It’s tough beating a dead horse with this Lori Loughlin and Mossimo Giannulli College admissions bribery scandal but unfortunately, it’s necessary. You already know the story: former actress Loughlin and clothing designer husband Mossimo Giannulli allegedly bribed the University of Southern California (USC) $500,000 to admit both of their daughters.
They claim to have “donated” the massive amount of money to USC’s Crew Team even though neither one of their daughters are on the team. The trial is coming up soon and the Hollywood couple’s schizophrenic behavior is certainly noticeable.
And now Lori Loughlin and Mossimo Giannulli are back in the news again because they are planning this bold move.
It’s bizarre how much Lori Loughlin and Mossimo Giannulli keep making headlines. It’s obnoxious actually.
Loughlin and Giannulli were both charged with mail fraud, but when they decided to take on the federal government, prosecutors slapped them with a money laundering charge as well, which could carry a sentence of up to 40 years in prison.
Loughlin has been unabashed and adamant about her innocence and believes she would win her case against the federal government when all the facts were revealed about the case.
The “Fuller House” actress reportedly did a massive U-turn with her confidence in the case and regrets not taking the initial plea deal the federal prosecutors offered.
Entertainment Tonight reported that a source close to Loughlin said, “She is watching the reduced sentences of those who have taken plea deals, and wondering each day if she’s made the wrong decision. While a few friends have stuck by her side, many others have cut her off. She still feels it’s a huge misunderstanding, but seeing others be sentenced has scared her.”
But now Loughlin and Giannulli are flipping the script again by wanting to go through the trial proceedings together rather than separately.
The couple’s attorneys from Latham & Watkins said in a filing this week, “Giannulli and Loughlin are innocent of the charges brought against them and are eager to clear their names. And they believe their interests will be advanced most effectively by presenting a united front against the Government’s baseless accusations.”
This is largely a bad strategy because sometimes the best defense for one client may compromise the defense of the other and vice versa.

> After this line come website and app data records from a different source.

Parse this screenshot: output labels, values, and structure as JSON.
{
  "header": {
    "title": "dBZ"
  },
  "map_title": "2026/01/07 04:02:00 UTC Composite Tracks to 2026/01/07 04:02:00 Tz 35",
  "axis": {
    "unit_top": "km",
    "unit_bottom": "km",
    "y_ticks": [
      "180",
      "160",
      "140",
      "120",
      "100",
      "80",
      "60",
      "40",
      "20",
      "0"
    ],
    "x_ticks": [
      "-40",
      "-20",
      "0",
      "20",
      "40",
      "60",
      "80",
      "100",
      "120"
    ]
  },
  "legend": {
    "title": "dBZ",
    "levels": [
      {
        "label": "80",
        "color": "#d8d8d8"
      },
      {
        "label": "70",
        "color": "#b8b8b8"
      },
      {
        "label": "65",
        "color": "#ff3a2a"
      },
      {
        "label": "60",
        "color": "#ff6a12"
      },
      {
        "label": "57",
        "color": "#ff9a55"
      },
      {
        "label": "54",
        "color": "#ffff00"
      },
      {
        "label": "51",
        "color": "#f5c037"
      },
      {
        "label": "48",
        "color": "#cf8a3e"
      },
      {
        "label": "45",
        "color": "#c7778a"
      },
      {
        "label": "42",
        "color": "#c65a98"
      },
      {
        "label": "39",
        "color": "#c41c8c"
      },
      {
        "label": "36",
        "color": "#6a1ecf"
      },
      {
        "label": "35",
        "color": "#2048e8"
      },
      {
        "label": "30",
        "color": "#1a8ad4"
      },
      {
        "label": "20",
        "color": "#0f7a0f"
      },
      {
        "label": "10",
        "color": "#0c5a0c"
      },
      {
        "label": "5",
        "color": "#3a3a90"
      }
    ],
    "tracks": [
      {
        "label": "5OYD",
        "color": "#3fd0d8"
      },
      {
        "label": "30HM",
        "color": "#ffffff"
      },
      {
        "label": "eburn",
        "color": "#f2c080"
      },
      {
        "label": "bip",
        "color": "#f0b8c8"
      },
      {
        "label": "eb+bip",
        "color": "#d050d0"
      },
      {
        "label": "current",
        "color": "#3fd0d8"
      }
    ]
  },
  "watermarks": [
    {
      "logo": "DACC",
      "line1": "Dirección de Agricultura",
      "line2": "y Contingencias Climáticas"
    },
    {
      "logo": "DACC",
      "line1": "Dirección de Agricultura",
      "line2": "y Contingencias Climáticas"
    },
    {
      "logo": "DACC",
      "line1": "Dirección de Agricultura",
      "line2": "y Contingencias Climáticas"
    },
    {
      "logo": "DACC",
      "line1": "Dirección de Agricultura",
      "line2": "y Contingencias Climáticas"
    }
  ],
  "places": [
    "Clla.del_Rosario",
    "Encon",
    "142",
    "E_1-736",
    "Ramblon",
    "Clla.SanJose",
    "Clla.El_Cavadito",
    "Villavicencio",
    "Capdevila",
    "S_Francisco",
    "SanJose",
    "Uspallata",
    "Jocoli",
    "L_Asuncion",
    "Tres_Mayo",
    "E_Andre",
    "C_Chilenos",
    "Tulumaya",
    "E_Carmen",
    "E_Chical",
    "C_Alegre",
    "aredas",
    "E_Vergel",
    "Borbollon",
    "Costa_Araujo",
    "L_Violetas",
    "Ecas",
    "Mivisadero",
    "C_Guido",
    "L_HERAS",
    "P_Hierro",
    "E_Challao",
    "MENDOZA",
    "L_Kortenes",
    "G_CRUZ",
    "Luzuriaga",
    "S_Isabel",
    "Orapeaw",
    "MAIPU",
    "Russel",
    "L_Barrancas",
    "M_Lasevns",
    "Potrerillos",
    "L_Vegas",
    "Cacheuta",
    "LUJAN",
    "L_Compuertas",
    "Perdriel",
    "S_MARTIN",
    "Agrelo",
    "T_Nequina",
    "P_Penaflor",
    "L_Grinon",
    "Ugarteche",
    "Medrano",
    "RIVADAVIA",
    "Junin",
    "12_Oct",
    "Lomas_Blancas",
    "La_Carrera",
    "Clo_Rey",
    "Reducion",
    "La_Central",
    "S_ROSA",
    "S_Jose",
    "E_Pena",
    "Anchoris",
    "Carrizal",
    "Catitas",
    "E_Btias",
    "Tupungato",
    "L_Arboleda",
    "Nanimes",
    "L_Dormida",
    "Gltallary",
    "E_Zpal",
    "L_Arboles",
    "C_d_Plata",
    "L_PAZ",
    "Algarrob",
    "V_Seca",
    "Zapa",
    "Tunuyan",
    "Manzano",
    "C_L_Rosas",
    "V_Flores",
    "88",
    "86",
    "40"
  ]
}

The law firm also wrote, “a common defense often gives strength against a common attack … Whatever happens, Giannulli and Loughlin will have their interests fully protected, and the case will proceed without undue delay.”
The couple is due in court on August 27th but these kinds of trials and cases can take years before a jury comes down with their verdict.
They plan to use “ignorance” as their defense strategy, which means the prosecutors will have to prove beyond a reasonable doubt that both Loughlin and Giannulli were aware they were bribing USC.
Nevertheless, they still maintain their innocence but they could spend the rest of their lives behind bars if they roll the dice and are proven wrong.